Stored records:
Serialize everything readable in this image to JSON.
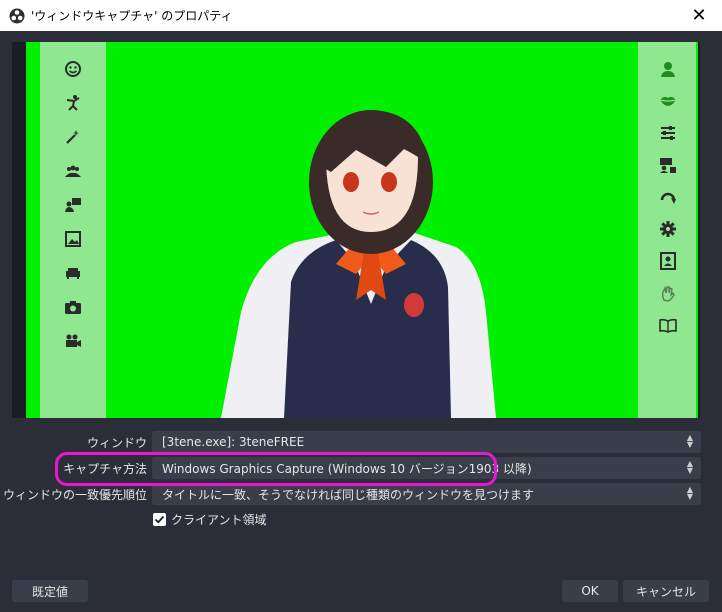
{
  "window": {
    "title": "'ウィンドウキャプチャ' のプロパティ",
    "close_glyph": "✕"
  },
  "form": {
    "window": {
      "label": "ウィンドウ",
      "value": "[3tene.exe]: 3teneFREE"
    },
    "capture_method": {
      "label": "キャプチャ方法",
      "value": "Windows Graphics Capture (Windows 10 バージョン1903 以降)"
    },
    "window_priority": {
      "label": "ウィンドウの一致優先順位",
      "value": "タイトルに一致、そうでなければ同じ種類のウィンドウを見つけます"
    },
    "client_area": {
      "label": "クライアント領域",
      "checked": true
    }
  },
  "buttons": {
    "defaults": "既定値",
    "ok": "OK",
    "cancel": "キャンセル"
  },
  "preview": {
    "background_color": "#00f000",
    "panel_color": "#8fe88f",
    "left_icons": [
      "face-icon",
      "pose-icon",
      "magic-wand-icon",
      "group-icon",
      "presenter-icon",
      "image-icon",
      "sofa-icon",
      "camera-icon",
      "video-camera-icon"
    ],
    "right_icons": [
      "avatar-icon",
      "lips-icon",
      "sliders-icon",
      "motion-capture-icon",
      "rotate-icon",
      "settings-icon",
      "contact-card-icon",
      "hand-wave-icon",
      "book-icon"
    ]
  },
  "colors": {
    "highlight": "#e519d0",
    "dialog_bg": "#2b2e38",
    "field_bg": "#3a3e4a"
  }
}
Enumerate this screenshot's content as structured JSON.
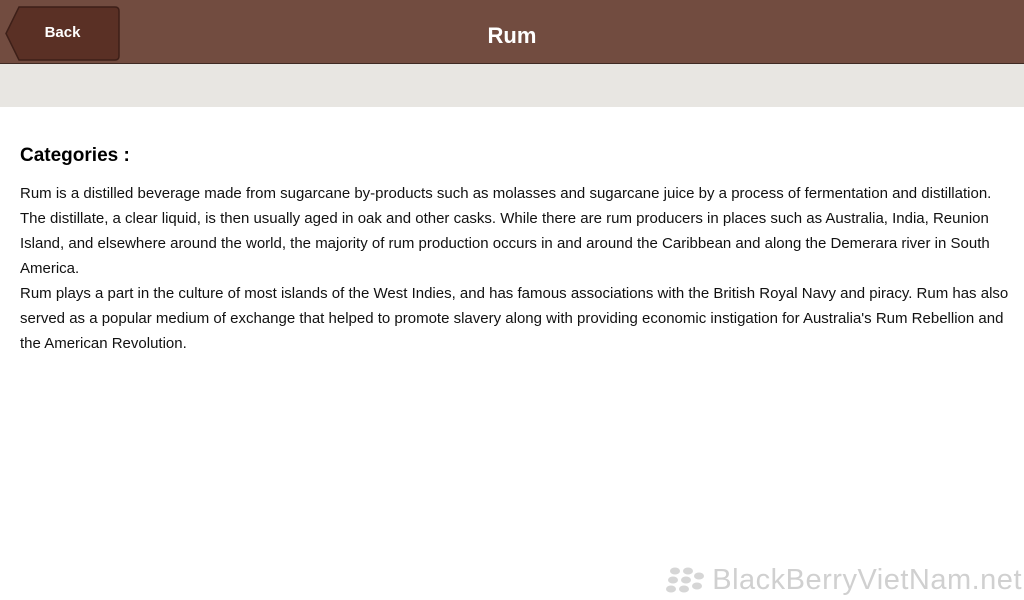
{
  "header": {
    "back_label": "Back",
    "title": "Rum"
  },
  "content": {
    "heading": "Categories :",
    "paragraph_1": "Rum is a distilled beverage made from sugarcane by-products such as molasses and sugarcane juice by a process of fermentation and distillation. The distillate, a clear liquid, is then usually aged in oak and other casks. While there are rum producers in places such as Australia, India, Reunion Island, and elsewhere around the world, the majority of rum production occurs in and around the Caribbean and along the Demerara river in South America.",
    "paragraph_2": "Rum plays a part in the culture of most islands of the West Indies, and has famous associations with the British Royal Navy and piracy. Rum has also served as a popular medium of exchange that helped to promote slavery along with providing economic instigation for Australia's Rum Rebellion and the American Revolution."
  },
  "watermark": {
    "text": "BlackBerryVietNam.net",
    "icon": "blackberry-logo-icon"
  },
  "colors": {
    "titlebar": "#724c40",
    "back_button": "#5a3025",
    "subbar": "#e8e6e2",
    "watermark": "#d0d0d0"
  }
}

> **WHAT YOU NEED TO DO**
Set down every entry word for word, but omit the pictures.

> **SOLUTION TO THIS PROBLEM**
Serialize everything readable in this image to JSON.
{
  "window": {
    "title": "'ウィンドウキャプチャ' のプロパティ",
    "close_glyph": "✕"
  },
  "form": {
    "window": {
      "label": "ウィンドウ",
      "value": "[3tene.exe]: 3teneFREE"
    },
    "capture_method": {
      "label": "キャプチャ方法",
      "value": "Windows Graphics Capture (Windows 10 バージョン1903 以降)"
    },
    "window_priority": {
      "label": "ウィンドウの一致優先順位",
      "value": "タイトルに一致、そうでなければ同じ種類のウィンドウを見つけます"
    },
    "client_area": {
      "label": "クライアント領域",
      "checked": true
    }
  },
  "buttons": {
    "defaults": "既定値",
    "ok": "OK",
    "cancel": "キャンセル"
  },
  "preview": {
    "background_color": "#00f000",
    "panel_color": "#8fe88f",
    "left_icons": [
      "face-icon",
      "pose-icon",
      "magic-wand-icon",
      "group-icon",
      "presenter-icon",
      "image-icon",
      "sofa-icon",
      "camera-icon",
      "video-camera-icon"
    ],
    "right_icons": [
      "avatar-icon",
      "lips-icon",
      "sliders-icon",
      "motion-capture-icon",
      "rotate-icon",
      "settings-icon",
      "contact-card-icon",
      "hand-wave-icon",
      "book-icon"
    ]
  },
  "colors": {
    "highlight": "#e519d0",
    "dialog_bg": "#2b2e38",
    "field_bg": "#3a3e4a"
  }
}
Enumerate this screenshot's content as structured JSON.
{
  "header": {
    "back_label": "Back",
    "title": "Rum"
  },
  "content": {
    "heading": "Categories :",
    "paragraph_1": "Rum is a distilled beverage made from sugarcane by-products such as molasses and sugarcane juice by a process of fermentation and distillation. The distillate, a clear liquid, is then usually aged in oak and other casks. While there are rum producers in places such as Australia, India, Reunion Island, and elsewhere around the world, the majority of rum production occurs in and around the Caribbean and along the Demerara river in South America.",
    "paragraph_2": "Rum plays a part in the culture of most islands of the West Indies, and has famous associations with the British Royal Navy and piracy. Rum has also served as a popular medium of exchange that helped to promote slavery along with providing economic instigation for Australia's Rum Rebellion and the American Revolution."
  },
  "watermark": {
    "text": "BlackBerryVietNam.net",
    "icon": "blackberry-logo-icon"
  },
  "colors": {
    "titlebar": "#724c40",
    "back_button": "#5a3025",
    "subbar": "#e8e6e2",
    "watermark": "#d0d0d0"
  }
}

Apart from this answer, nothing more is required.